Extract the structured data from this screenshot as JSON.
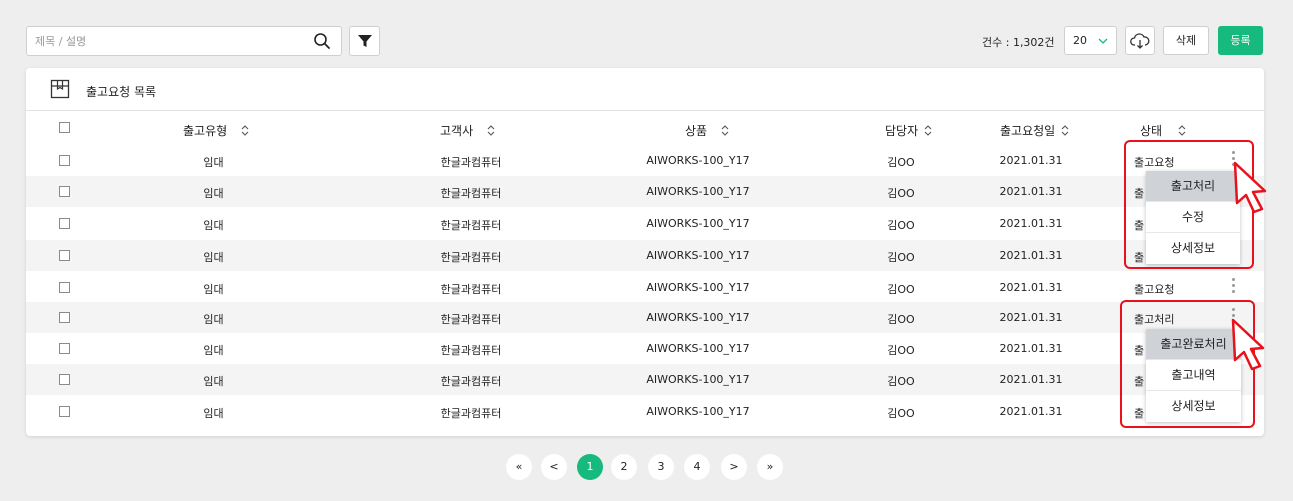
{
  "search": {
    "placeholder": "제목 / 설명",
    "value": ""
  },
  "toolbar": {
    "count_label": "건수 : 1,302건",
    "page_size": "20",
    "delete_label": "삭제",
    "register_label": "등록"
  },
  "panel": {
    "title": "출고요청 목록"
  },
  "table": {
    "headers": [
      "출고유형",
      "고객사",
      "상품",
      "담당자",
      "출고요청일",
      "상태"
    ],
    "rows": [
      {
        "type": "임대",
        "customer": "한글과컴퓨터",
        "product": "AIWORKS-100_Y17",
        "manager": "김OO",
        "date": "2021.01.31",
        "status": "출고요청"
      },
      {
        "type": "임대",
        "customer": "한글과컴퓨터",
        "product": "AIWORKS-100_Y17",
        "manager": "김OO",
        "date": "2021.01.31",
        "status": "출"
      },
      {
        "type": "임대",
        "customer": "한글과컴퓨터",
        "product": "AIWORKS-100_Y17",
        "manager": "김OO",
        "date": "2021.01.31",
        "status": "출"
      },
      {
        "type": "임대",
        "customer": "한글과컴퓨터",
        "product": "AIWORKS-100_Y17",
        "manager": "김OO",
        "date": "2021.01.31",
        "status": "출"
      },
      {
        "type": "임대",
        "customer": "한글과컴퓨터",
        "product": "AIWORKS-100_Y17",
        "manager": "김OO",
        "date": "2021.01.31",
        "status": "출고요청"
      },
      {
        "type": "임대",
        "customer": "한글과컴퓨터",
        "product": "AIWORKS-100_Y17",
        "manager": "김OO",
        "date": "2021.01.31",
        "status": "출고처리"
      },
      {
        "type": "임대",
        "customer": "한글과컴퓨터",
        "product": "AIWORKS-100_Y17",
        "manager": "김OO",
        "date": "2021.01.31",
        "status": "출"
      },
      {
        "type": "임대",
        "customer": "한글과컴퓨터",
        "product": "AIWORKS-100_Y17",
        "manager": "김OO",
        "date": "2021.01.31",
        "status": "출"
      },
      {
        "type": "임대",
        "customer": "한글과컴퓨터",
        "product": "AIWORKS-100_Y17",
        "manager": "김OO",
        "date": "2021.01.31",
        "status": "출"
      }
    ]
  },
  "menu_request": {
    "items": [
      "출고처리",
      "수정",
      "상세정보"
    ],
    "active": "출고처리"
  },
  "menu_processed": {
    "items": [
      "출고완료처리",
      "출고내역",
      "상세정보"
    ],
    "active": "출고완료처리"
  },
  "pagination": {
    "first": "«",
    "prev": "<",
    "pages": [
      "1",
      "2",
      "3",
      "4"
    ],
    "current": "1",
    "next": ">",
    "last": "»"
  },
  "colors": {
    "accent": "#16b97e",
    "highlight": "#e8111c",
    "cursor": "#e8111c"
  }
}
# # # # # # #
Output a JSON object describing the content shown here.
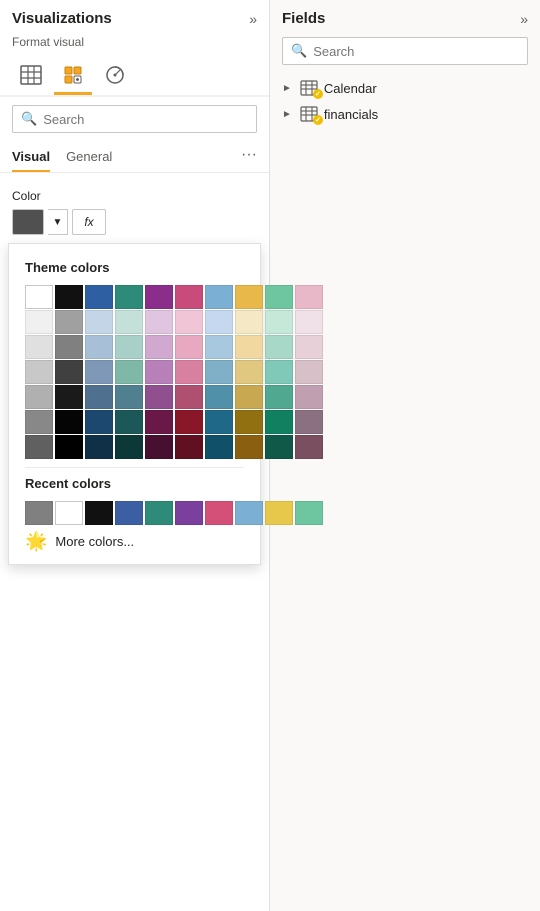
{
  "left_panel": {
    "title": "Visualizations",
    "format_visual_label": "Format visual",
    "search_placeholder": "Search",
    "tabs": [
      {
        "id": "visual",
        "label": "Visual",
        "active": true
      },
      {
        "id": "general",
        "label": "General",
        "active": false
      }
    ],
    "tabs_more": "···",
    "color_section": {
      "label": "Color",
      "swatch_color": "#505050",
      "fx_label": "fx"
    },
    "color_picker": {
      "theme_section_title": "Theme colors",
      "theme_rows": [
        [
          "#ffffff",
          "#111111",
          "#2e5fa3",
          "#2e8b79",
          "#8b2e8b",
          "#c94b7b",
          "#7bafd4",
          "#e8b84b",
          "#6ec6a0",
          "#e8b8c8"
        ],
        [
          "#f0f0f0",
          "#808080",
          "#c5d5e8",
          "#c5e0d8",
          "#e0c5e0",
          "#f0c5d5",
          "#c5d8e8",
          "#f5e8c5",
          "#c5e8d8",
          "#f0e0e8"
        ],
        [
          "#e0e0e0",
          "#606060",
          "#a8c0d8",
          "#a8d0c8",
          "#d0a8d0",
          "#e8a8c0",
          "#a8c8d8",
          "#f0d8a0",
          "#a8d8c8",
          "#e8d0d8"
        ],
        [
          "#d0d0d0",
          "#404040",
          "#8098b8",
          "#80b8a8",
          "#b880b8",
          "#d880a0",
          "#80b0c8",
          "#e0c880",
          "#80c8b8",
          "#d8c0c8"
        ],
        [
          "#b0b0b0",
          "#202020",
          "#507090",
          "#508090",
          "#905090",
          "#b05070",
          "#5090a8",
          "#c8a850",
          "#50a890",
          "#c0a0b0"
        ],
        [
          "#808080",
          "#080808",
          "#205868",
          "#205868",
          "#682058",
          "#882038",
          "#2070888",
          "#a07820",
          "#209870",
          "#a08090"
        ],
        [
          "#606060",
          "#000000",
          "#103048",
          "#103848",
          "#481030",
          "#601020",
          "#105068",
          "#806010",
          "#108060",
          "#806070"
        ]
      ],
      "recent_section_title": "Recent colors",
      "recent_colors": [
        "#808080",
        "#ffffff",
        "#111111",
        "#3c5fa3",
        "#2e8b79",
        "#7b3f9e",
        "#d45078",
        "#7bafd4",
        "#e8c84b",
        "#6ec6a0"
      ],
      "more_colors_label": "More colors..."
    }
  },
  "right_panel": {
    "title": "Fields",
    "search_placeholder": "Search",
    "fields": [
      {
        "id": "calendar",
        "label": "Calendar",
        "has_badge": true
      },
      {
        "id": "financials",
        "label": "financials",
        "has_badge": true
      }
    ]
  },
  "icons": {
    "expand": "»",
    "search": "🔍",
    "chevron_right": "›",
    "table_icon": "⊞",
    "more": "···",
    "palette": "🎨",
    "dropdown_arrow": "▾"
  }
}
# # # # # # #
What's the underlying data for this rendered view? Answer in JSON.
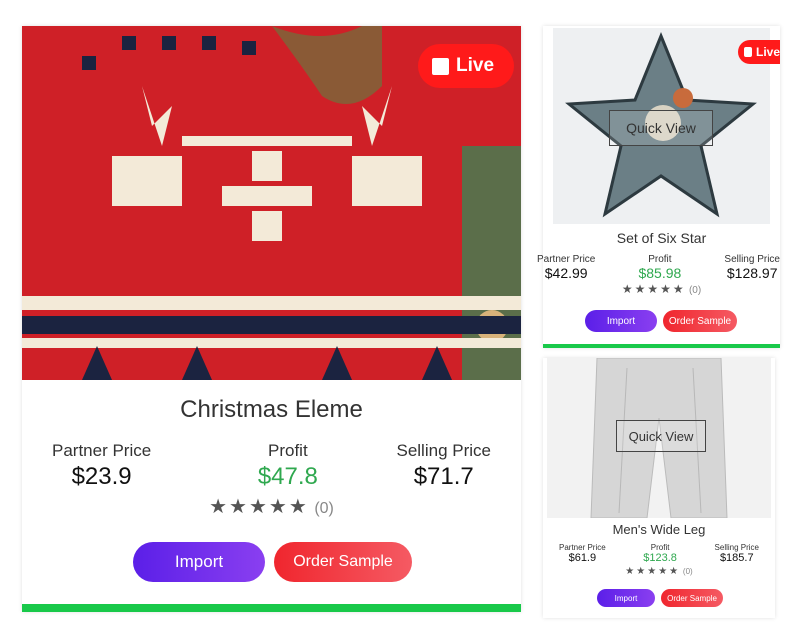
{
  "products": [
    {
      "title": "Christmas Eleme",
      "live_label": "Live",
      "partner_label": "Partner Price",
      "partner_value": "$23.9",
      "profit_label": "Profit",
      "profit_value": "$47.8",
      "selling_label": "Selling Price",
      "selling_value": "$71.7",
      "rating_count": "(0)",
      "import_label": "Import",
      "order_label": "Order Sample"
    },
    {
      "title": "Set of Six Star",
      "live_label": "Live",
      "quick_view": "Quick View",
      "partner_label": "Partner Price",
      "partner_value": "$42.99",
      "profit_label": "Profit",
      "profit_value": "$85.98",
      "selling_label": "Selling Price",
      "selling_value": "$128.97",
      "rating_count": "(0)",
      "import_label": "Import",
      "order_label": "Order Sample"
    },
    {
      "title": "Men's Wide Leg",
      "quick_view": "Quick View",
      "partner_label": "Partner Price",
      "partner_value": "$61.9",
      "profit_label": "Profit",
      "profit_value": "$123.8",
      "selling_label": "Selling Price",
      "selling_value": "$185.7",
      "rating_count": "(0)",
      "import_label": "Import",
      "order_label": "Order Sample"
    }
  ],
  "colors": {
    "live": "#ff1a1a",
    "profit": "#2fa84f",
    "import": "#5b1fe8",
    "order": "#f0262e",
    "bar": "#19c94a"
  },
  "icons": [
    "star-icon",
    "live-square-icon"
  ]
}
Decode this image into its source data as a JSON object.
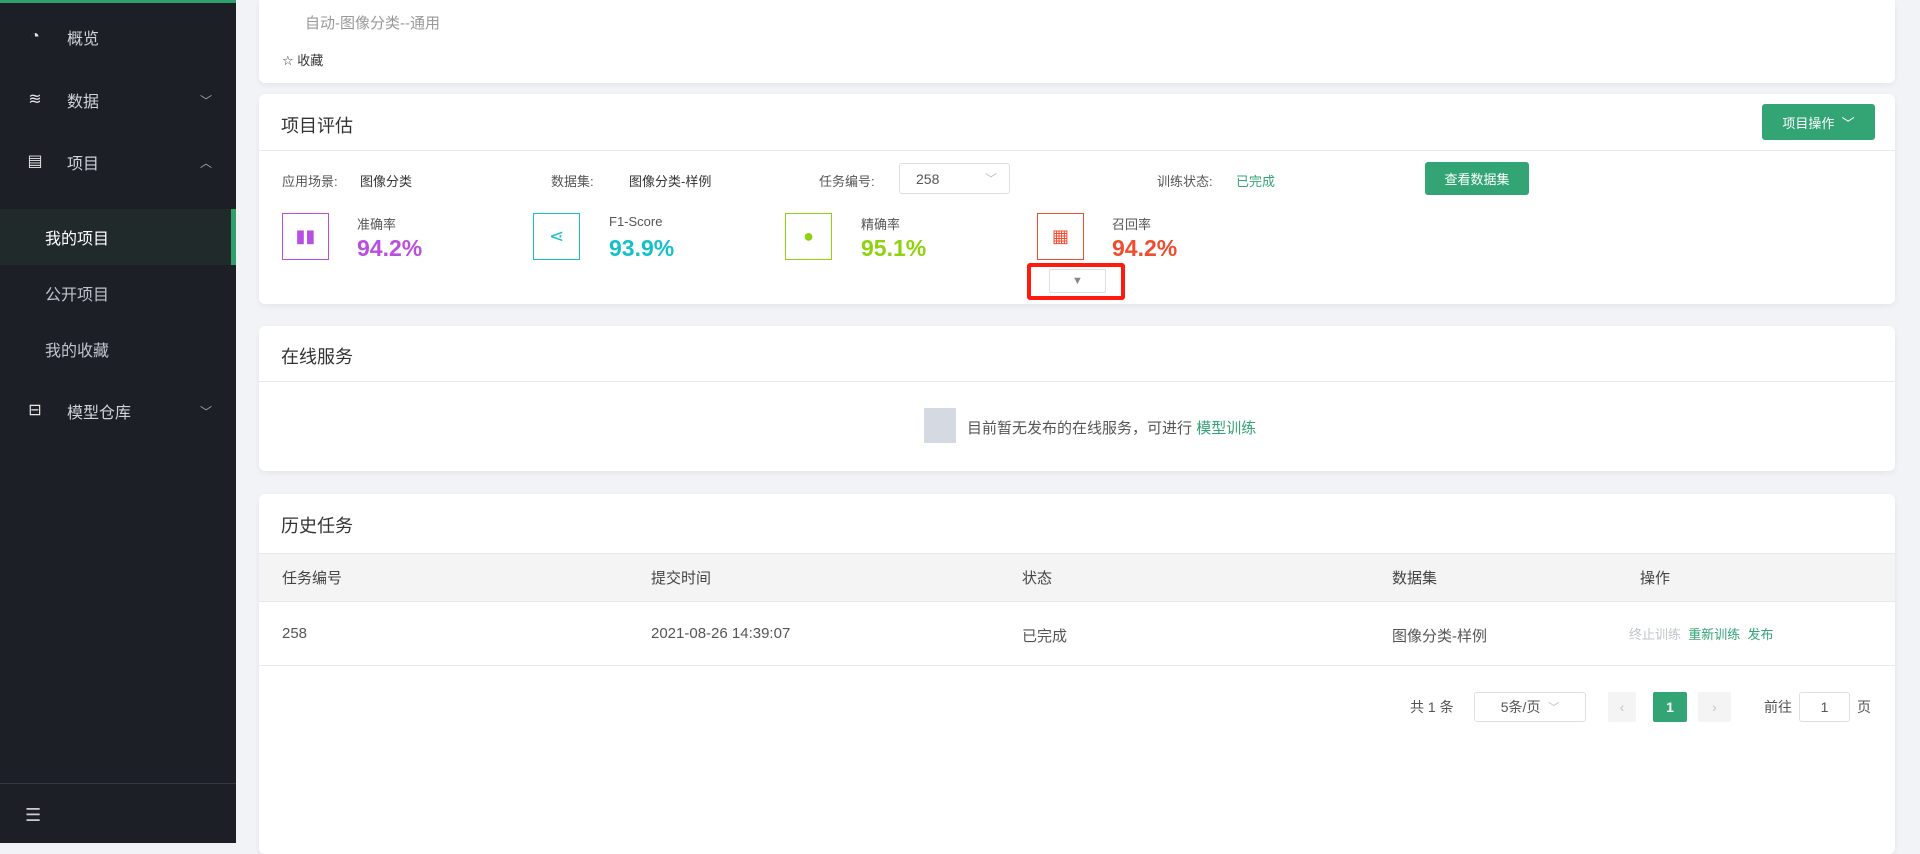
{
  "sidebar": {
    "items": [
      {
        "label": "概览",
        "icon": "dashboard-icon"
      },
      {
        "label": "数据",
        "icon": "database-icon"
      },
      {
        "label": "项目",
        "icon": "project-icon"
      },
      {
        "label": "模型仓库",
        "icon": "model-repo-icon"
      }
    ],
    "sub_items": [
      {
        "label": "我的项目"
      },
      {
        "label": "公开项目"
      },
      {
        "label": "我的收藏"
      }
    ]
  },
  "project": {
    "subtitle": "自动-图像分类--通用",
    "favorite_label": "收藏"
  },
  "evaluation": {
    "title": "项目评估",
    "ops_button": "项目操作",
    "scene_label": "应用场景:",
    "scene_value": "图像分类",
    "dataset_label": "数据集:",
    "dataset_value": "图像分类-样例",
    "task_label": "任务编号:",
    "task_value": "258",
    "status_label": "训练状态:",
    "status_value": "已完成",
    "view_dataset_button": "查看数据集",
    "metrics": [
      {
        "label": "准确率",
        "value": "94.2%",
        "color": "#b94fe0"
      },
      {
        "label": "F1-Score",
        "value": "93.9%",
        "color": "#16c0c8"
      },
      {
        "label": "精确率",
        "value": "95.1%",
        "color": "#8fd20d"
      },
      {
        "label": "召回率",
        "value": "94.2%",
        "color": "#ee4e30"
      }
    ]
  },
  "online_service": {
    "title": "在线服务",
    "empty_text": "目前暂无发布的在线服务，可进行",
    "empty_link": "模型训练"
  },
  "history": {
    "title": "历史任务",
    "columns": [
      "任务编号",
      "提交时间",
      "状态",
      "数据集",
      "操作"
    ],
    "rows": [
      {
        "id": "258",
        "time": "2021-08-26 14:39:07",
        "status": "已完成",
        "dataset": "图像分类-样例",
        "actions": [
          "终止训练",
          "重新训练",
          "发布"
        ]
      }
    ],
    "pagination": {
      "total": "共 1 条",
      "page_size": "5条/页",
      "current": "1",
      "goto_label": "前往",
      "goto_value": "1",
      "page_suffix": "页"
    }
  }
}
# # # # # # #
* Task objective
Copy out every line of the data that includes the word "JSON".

* Problem solution
Extract the structured data from this screenshot as JSON.
Output a JSON object describing the content shown here.
What's the underlying data for this rendered view? Answer in JSON.
Decode this image into its source data as a JSON object.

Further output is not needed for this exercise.